**Exercise prompt**:
I'd like every record written out again, exactly as it is.

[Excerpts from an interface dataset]
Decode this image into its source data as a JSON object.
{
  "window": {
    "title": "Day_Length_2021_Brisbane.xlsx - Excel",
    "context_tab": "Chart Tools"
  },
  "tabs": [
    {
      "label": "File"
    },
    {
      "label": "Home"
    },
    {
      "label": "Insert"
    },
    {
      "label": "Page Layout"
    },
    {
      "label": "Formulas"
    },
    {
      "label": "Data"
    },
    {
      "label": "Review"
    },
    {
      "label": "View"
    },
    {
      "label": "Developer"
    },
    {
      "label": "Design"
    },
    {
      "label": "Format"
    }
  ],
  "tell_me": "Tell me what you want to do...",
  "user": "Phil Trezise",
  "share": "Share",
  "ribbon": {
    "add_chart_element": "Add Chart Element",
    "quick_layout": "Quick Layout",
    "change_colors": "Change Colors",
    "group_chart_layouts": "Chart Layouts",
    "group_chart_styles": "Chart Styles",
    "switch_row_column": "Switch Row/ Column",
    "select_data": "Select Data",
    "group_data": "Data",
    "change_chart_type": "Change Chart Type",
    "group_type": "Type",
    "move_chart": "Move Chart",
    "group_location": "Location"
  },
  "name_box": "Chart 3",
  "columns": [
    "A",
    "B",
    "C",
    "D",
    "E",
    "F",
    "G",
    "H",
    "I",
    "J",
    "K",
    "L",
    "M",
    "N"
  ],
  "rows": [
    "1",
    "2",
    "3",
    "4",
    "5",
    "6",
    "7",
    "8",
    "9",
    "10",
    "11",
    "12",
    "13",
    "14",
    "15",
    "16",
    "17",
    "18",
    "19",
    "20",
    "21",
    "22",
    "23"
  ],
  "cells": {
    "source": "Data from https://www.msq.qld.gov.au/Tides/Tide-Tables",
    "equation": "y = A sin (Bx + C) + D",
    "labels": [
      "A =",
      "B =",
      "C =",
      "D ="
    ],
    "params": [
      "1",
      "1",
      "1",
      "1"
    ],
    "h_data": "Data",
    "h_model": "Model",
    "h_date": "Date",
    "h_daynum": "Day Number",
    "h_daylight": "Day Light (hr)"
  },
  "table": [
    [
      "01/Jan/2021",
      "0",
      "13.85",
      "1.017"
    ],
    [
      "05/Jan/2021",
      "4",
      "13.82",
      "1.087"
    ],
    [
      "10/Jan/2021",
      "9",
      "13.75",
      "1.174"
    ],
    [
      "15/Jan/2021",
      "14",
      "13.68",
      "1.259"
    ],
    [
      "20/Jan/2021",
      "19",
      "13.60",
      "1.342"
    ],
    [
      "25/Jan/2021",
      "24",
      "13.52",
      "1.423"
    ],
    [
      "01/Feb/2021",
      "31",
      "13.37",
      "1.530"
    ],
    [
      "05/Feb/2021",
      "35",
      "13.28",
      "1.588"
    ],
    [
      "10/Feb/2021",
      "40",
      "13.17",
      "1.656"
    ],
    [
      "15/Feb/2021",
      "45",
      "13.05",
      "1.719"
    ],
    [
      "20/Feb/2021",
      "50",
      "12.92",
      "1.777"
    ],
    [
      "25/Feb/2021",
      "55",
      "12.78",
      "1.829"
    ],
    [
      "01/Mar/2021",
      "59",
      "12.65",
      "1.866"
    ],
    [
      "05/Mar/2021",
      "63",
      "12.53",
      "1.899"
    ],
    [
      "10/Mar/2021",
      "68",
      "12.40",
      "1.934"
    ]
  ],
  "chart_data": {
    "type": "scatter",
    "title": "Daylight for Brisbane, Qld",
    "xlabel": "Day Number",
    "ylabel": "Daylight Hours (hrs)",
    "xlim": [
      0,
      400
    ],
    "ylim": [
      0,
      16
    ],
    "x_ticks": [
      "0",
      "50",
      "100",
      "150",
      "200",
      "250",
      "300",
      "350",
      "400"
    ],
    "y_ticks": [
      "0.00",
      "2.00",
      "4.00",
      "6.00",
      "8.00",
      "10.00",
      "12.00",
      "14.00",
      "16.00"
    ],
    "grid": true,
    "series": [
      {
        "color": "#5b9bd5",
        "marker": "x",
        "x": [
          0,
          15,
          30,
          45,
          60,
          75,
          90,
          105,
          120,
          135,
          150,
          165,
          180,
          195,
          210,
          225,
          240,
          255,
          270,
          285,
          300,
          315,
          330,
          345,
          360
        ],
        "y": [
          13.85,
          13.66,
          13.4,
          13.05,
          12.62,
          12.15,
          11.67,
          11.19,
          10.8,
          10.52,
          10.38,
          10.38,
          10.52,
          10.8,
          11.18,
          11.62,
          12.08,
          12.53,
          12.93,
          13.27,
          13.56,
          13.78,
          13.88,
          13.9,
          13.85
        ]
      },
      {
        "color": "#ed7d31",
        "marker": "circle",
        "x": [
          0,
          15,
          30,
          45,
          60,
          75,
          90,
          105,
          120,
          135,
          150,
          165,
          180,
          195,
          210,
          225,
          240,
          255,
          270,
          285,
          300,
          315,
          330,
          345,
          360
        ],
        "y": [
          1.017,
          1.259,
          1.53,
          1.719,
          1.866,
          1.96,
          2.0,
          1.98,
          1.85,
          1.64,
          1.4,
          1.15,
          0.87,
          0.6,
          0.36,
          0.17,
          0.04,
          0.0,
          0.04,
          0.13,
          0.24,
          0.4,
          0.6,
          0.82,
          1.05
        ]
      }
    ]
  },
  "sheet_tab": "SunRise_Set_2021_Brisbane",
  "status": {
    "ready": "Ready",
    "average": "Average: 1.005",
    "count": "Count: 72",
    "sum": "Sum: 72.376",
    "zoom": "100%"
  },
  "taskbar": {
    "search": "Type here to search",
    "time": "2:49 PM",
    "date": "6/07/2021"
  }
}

**Answer to this problem**:
Decode this image into its source data as a JSON object.
{
  "window": {
    "title": "Day_Length_2021_Brisbane.xlsx - Excel",
    "context_tab": "Chart Tools"
  },
  "tabs": [
    {
      "label": "File"
    },
    {
      "label": "Home"
    },
    {
      "label": "Insert"
    },
    {
      "label": "Page Layout"
    },
    {
      "label": "Formulas"
    },
    {
      "label": "Data"
    },
    {
      "label": "Review"
    },
    {
      "label": "View"
    },
    {
      "label": "Developer"
    },
    {
      "label": "Design"
    },
    {
      "label": "Format"
    }
  ],
  "tell_me": "Tell me what you want to do...",
  "user": "Phil Trezise",
  "share": "Share",
  "ribbon": {
    "add_chart_element": "Add Chart Element",
    "quick_layout": "Quick Layout",
    "change_colors": "Change Colors",
    "group_chart_layouts": "Chart Layouts",
    "group_chart_styles": "Chart Styles",
    "switch_row_column": "Switch Row/ Column",
    "select_data": "Select Data",
    "group_data": "Data",
    "change_chart_type": "Change Chart Type",
    "group_type": "Type",
    "move_chart": "Move Chart",
    "group_location": "Location"
  },
  "name_box": "Chart 3",
  "columns": [
    "A",
    "B",
    "C",
    "D",
    "E",
    "F",
    "G",
    "H",
    "I",
    "J",
    "K",
    "L",
    "M",
    "N"
  ],
  "rows": [
    "1",
    "2",
    "3",
    "4",
    "5",
    "6",
    "7",
    "8",
    "9",
    "10",
    "11",
    "12",
    "13",
    "14",
    "15",
    "16",
    "17",
    "18",
    "19",
    "20",
    "21",
    "22",
    "23"
  ],
  "cells": {
    "source": "Data from https://www.msq.qld.gov.au/Tides/Tide-Tables",
    "equation": "y = A sin (Bx + C) + D",
    "labels": [
      "A =",
      "B =",
      "C =",
      "D ="
    ],
    "params": [
      "1",
      "1",
      "1",
      "1"
    ],
    "h_data": "Data",
    "h_model": "Model",
    "h_date": "Date",
    "h_daynum": "Day Number",
    "h_daylight": "Day Light (hr)"
  },
  "table": [
    [
      "01/Jan/2021",
      "0",
      "13.85",
      "1.017"
    ],
    [
      "05/Jan/2021",
      "4",
      "13.82",
      "1.087"
    ],
    [
      "10/Jan/2021",
      "9",
      "13.75",
      "1.174"
    ],
    [
      "15/Jan/2021",
      "14",
      "13.68",
      "1.259"
    ],
    [
      "20/Jan/2021",
      "19",
      "13.60",
      "1.342"
    ],
    [
      "25/Jan/2021",
      "24",
      "13.52",
      "1.423"
    ],
    [
      "01/Feb/2021",
      "31",
      "13.37",
      "1.530"
    ],
    [
      "05/Feb/2021",
      "35",
      "13.28",
      "1.588"
    ],
    [
      "10/Feb/2021",
      "40",
      "13.17",
      "1.656"
    ],
    [
      "15/Feb/2021",
      "45",
      "13.05",
      "1.719"
    ],
    [
      "20/Feb/2021",
      "50",
      "12.92",
      "1.777"
    ],
    [
      "25/Feb/2021",
      "55",
      "12.78",
      "1.829"
    ],
    [
      "01/Mar/2021",
      "59",
      "12.65",
      "1.866"
    ],
    [
      "05/Mar/2021",
      "63",
      "12.53",
      "1.899"
    ],
    [
      "10/Mar/2021",
      "68",
      "12.40",
      "1.934"
    ]
  ],
  "chart_data": {
    "type": "scatter",
    "title": "Daylight for Brisbane, Qld",
    "xlabel": "Day Number",
    "ylabel": "Daylight Hours (hrs)",
    "xlim": [
      0,
      400
    ],
    "ylim": [
      0,
      16
    ],
    "x_ticks": [
      "0",
      "50",
      "100",
      "150",
      "200",
      "250",
      "300",
      "350",
      "400"
    ],
    "y_ticks": [
      "0.00",
      "2.00",
      "4.00",
      "6.00",
      "8.00",
      "10.00",
      "12.00",
      "14.00",
      "16.00"
    ],
    "grid": true,
    "series": [
      {
        "color": "#5b9bd5",
        "marker": "x",
        "x": [
          0,
          15,
          30,
          45,
          60,
          75,
          90,
          105,
          120,
          135,
          150,
          165,
          180,
          195,
          210,
          225,
          240,
          255,
          270,
          285,
          300,
          315,
          330,
          345,
          360
        ],
        "y": [
          13.85,
          13.66,
          13.4,
          13.05,
          12.62,
          12.15,
          11.67,
          11.19,
          10.8,
          10.52,
          10.38,
          10.38,
          10.52,
          10.8,
          11.18,
          11.62,
          12.08,
          12.53,
          12.93,
          13.27,
          13.56,
          13.78,
          13.88,
          13.9,
          13.85
        ]
      },
      {
        "color": "#ed7d31",
        "marker": "circle",
        "x": [
          0,
          15,
          30,
          45,
          60,
          75,
          90,
          105,
          120,
          135,
          150,
          165,
          180,
          195,
          210,
          225,
          240,
          255,
          270,
          285,
          300,
          315,
          330,
          345,
          360
        ],
        "y": [
          1.017,
          1.259,
          1.53,
          1.719,
          1.866,
          1.96,
          2.0,
          1.98,
          1.85,
          1.64,
          1.4,
          1.15,
          0.87,
          0.6,
          0.36,
          0.17,
          0.04,
          0.0,
          0.04,
          0.13,
          0.24,
          0.4,
          0.6,
          0.82,
          1.05
        ]
      }
    ]
  },
  "sheet_tab": "SunRise_Set_2021_Brisbane",
  "status": {
    "ready": "Ready",
    "average": "Average: 1.005",
    "count": "Count: 72",
    "sum": "Sum: 72.376",
    "zoom": "100%"
  },
  "taskbar": {
    "search": "Type here to search",
    "time": "2:49 PM",
    "date": "6/07/2021"
  }
}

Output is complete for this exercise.